      Thus avoiding, in the first stanza, the awkward non-words of “Ic” and “Ly.” Many formalist poets would likely shun the practice of splitting words and counsel against it, but sometimes one needs a word with the right meaning and the required end rhyme, even if the rhyme is embedded in a longer word. I won’t apologize for this bizarre practice, because it has been done before by poets of considerable renown and because my own transgressive poem has been published twice. None of this has anything to do with e e cummings.

    • martin

      Hi Steven,

      Thanks for stopping by. I appreciate it. You asked why I use lower case throughout for the “Cymbal Player.” I love E.E. cummings. But, actually, if you look at my poem carefully, you will notice that it’s composed of 4 sentences, each on starting with a capital letter. None of those sentences begins at the beginning of a line, so no line starts with a capital! The first sentence is 13 1/2 lines long. The rest of the poem has 3 shorter sentences. In other words, I use standard punctuation. Nothing unusual.

    • martin

      Hi David,

      “The sun may very well be purple by the time mankind comes to its senses and we all live in peace and harmony. Interesting poem. Well done.”

      Thanks for stopping by, and I’m glad you found the poem interesting. Your interpretation is bang on and perfectly elucidates what I was going for. One other detail that may be worth noting is that no one ever sees the sun rising in the west, another clue (in the poem) that we may have a very long wait, indeed, before the beings on this planet become noticeably healthier, more in balance, and by and large happy. And isn’t happiness basically what life is for? If not, then what?

      Thanks again, David.

      • James A. Tweedie

        Not to take away from the apocalyptic image, but twice I have watched the sun set in the east. Each time I was standing on a high mountain ridge at the end of a hot summer day. Because of an atmospheric inversion layer, the image of the sun setting in the west was reflected to the east where, as a mirror image, it appeared to be setting in both directions simultaneously. Two creepy, unearthly, and yet profoundly spiritual experiences I will never forget.

  3. martin

    Thanks, everyone, for your thought-provoking comments and discussion.

  4. martin

    I would have loved to see that sunrise, James. It must have been a remarkable sight. Thanks for sharing that memory. So maybe the sun can, in a way, rise in the west (or set in the east).

  5. martin

    I would have loved to see that sunrise, James. It must have been a remarkable sight. Thanks for sharing that memory. So maybe the sun can, in a way, rise in the west (or set in the east). The atmosphere can do lots of tricks with light!

  6. Dave Whippman

    I like “The Cymbal Player.” It’s quite a complicated form to work in and you managed very well, giving us an intriguing piece.

    • martin

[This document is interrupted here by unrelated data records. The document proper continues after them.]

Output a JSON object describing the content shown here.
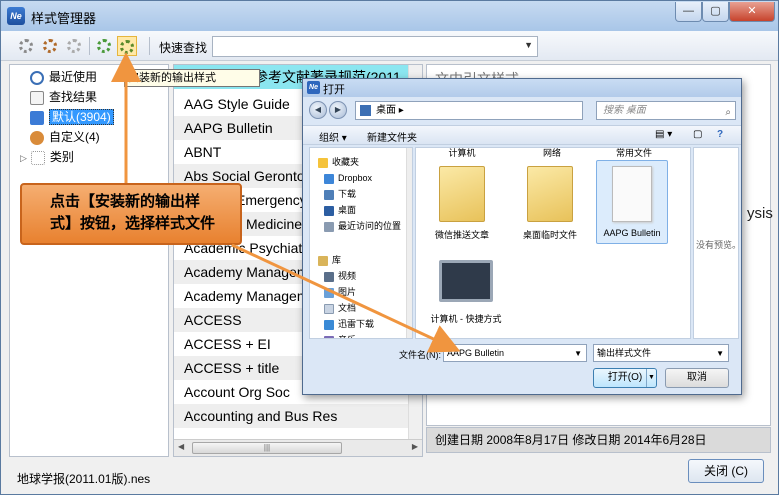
{
  "window": {
    "title": "样式管理器",
    "app_icon_text": "Ne",
    "minimize": "—",
    "maximize": "▢",
    "close": "✕"
  },
  "toolbar": {
    "quick_search_label": "快速查找",
    "quick_search_value": "",
    "tooltip": "安装新的输出样式"
  },
  "tree": {
    "items": [
      {
        "label": "最近使用",
        "icon": "clock-icon"
      },
      {
        "label": "查找结果",
        "icon": "search-icon"
      },
      {
        "label": "默认(3904)",
        "icon": "book-icon",
        "selected": true
      },
      {
        "label": "自定义(4)",
        "icon": "user-icon"
      },
      {
        "label": "类别",
        "icon": "category-icon"
      }
    ]
  },
  "styles": [
    "地球学报》参考文献著录规范(2011",
    "AAG Style Guide",
    "AAPG Bulletin",
    "ABNT",
    "Abs Social Geronto",
    "Emergency M",
    "Medicine",
    "Academic Psychiatr",
    "Academy Managem",
    "Academy Managem",
    "ACCESS",
    "ACCESS + EI",
    "ACCESS + title",
    "Account Org Soc",
    "Accounting and Bus Res"
  ],
  "preview": {
    "heading": "文中引文样式",
    "fragment": "ysis"
  },
  "info": {
    "created_label": "创建日期",
    "created": "2008年8月17日",
    "modified_label": "修改日期",
    "modified": "2014年6月28日"
  },
  "status": {
    "file": "地球学报(2011.01版).nes",
    "close_button": "关闭 (C)"
  },
  "callout": {
    "line1": "点击【安装新的输出样",
    "line2": "式】按钮，选择样式文件"
  },
  "dialog": {
    "title": "打开",
    "address": "桌面 ▸",
    "search_placeholder": "搜索 桌面",
    "organize": "组织 ▾",
    "new_folder": "新建文件夹",
    "sidebar": [
      "收藏夹",
      "Dropbox",
      "下载",
      "桌面",
      "最近访问的位置",
      "库",
      "视频",
      "图片",
      "文档",
      "迅雷下载",
      "音乐"
    ],
    "column_labels": [
      "计算机",
      "网络",
      "常用文件"
    ],
    "files": [
      "微信推送文章",
      "桌面临时文件",
      "AAPG Bulletin",
      "计算机 - 快捷方式"
    ],
    "no_preview": "没有预览。",
    "filename_label": "文件名(N):",
    "filename_value": "AAPG Bulletin",
    "filetype": "输出样式文件",
    "open_button": "打开(O)",
    "cancel_button": "取消"
  },
  "colors": {
    "accent": "#3399ff",
    "selected_row": "#8be6f0",
    "callout": "#e8812f",
    "arrow": "#f0953f"
  }
}
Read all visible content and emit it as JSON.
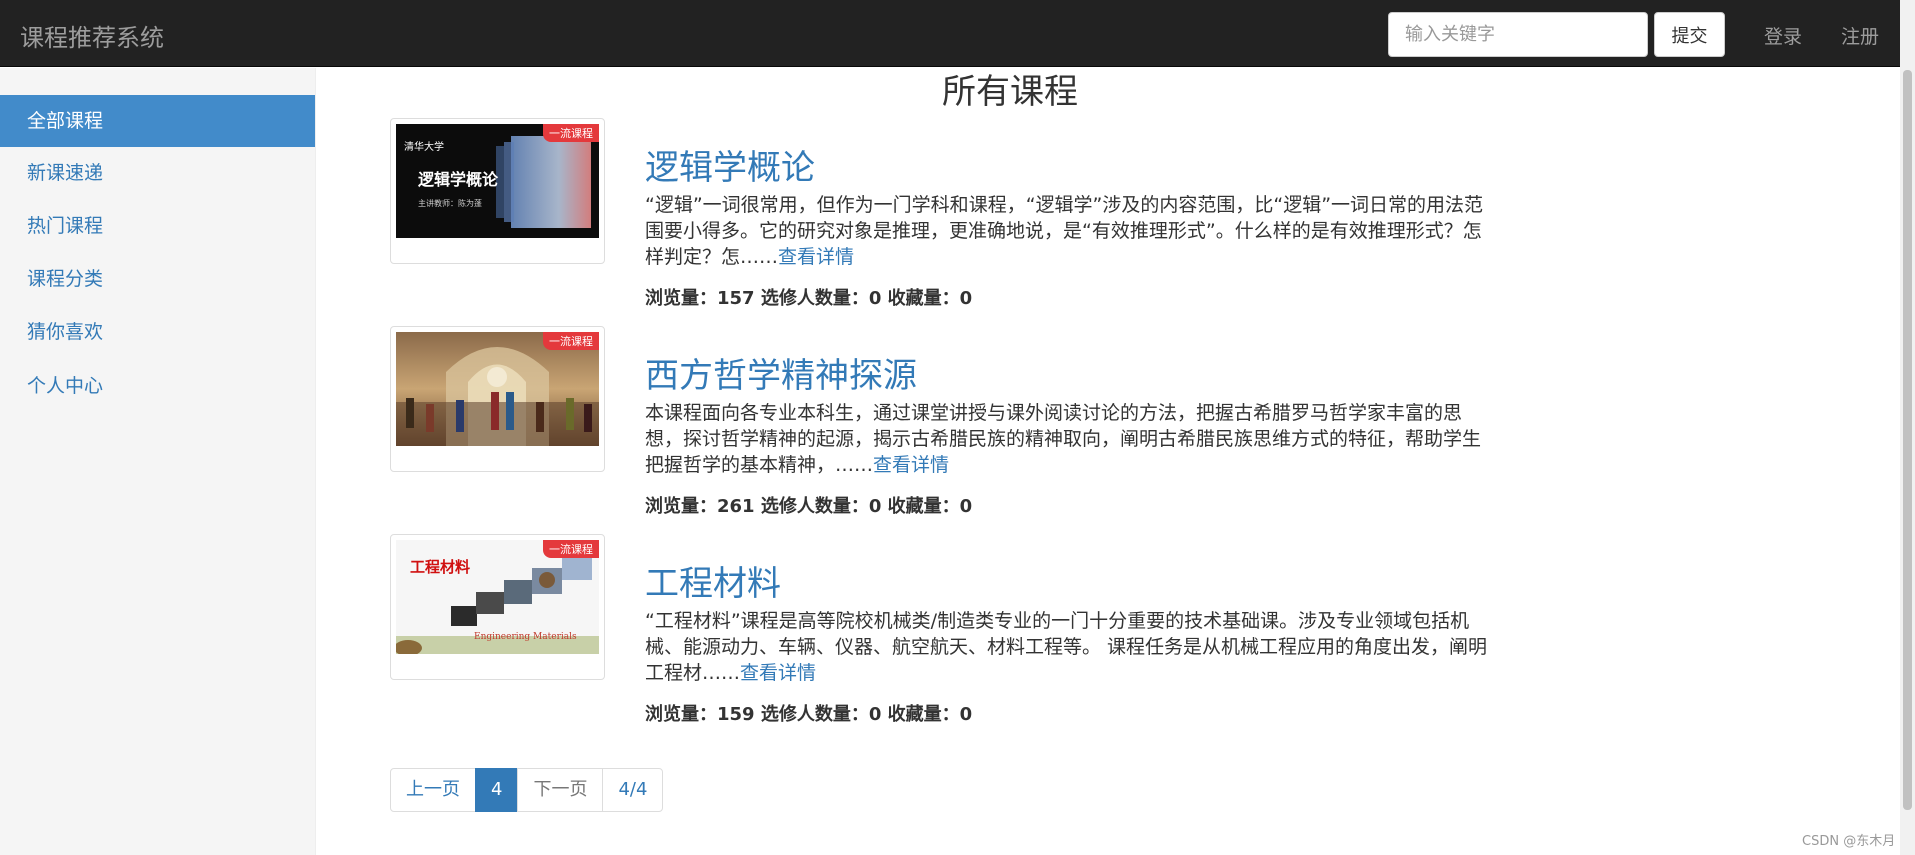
{
  "navbar": {
    "brand": "课程推荐系统",
    "search_placeholder": "输入关键字",
    "submit_label": "提交",
    "login_label": "登录",
    "register_label": "注册"
  },
  "sidebar": {
    "items": [
      {
        "label": "全部课程",
        "active": true
      },
      {
        "label": "新课速递"
      },
      {
        "label": "热门课程"
      },
      {
        "label": "课程分类"
      },
      {
        "label": "猜你喜欢"
      },
      {
        "label": "个人中心"
      }
    ]
  },
  "main": {
    "title": "所有课程",
    "courses": [
      {
        "badge": "一流课程",
        "title": "逻辑学概论",
        "thumb_text": "逻辑学概论",
        "thumb_sub": "主讲教师：陈为蓬",
        "thumb_logo": "清华大学",
        "description": "“逻辑”一词很常用，但作为一门学科和课程，“逻辑学”涉及的内容范围，比“逻辑”一词日常的用法范围要小得多。它的研究对象是推理，更准确地说，是“有效推理形式”。什么样的是有效推理形式？怎样判定？怎……",
        "more": "查看详情",
        "stats": "浏览量：157 选修人数量：0 收藏量：0"
      },
      {
        "badge": "一流课程",
        "title": "西方哲学精神探源",
        "description": "本课程面向各专业本科生，通过课堂讲授与课外阅读讨论的方法，把握古希腊罗马哲学家丰富的思想，探讨哲学精神的起源，揭示古希腊民族的精神取向，阐明古希腊民族思维方式的特征，帮助学生把握哲学的基本精神，……",
        "more": "查看详情",
        "stats": "浏览量：261 选修人数量：0 收藏量：0"
      },
      {
        "badge": "一流课程",
        "title": "工程材料",
        "thumb_text": "工程材料",
        "thumb_sub": "Engineering Materials",
        "description": "“工程材料”课程是高等院校机械类/制造类专业的一门十分重要的技术基础课。涉及专业领域包括机械、能源动力、车辆、仪器、航空航天、材料工程等。 课程任务是从机械工程应用的角度出发，阐明工程材……",
        "more": "查看详情",
        "stats": "浏览量：159 选修人数量：0 收藏量：0"
      }
    ]
  },
  "pagination": {
    "prev": "上一页",
    "current": "4",
    "next": "下一页",
    "info": "4/4"
  },
  "watermark": "CSDN @东木月"
}
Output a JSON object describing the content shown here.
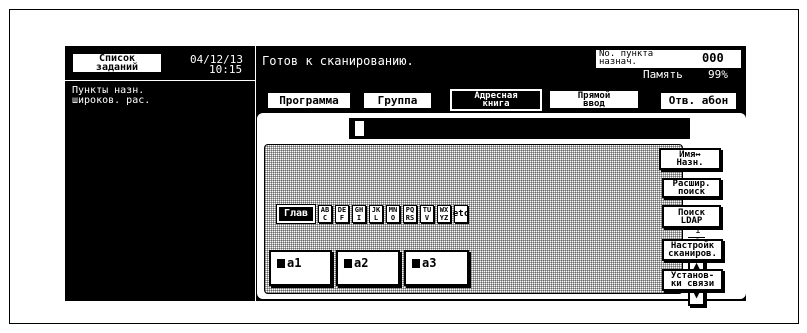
{
  "jobs": {
    "button_line1": "Список",
    "button_line2": "заданий",
    "date": "04/12/13",
    "time": "10:15"
  },
  "left_panel": {
    "line1": "Пункты назн.",
    "line2": "широков. рас."
  },
  "status": {
    "message": "Готов к сканированию.",
    "dest_label_line1": "No. пункта",
    "dest_label_line2": "назнач.",
    "dest_count": "000",
    "memory_label": "Память",
    "memory_value": "99%"
  },
  "tabs": [
    {
      "label": "Программа"
    },
    {
      "label": "Группа"
    },
    {
      "label_line1": "Адресная",
      "label_line2": "книга"
    },
    {
      "label_line1": "Прямой",
      "label_line2": "ввод"
    }
  ],
  "reply_button": "Отв. абон",
  "index_keys": [
    "Глав",
    "AB\nC",
    "DE\nF",
    "GH\nI",
    "JK\nL",
    "MN\nO",
    "PQ\nRS",
    "TU\nV",
    "WX\nYZ",
    "etc"
  ],
  "entries": [
    "a1",
    "a2",
    "a3"
  ],
  "page_counter": {
    "current": "1",
    "total": "1"
  },
  "side_buttons": [
    {
      "line1": "Имя↔",
      "line2": "Назн."
    },
    {
      "line1": "Расшир.",
      "line2": "поиск"
    },
    {
      "line1": "Поиск",
      "line2": "LDAP"
    },
    {
      "line1": "Настройк",
      "line2": "сканиров."
    },
    {
      "line1": "Установ-",
      "line2": "ки связи"
    }
  ],
  "icons": {
    "scroll_up": "up-arrow-icon",
    "scroll_down": "down-arrow-icon"
  },
  "colors": {
    "screen": "#000000",
    "panel": "#ffffff"
  }
}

      Thanks, David. I’m pleased that you found the “The Cymbal Player” intriguing. I also appreciate you mentioning the form.

    • martin

      Hi Charlie,

      It’s nice to see you here. Thanks for stopping by!



  7. David Hollywood

    I really enjoyed the build up, tension and anticipation and then the retreat and disappearance of The Cymbal Player. Very affecting. Thank you.

    • martin

      David H. — Thanks for stopping by and letting me know you enjoyed the poem. Much appreciated.


Leave a Reply to martin Cancel Reply

Your email address will not be published.

This site uses Akismet to reduce spam. Learn how your comment data is processed.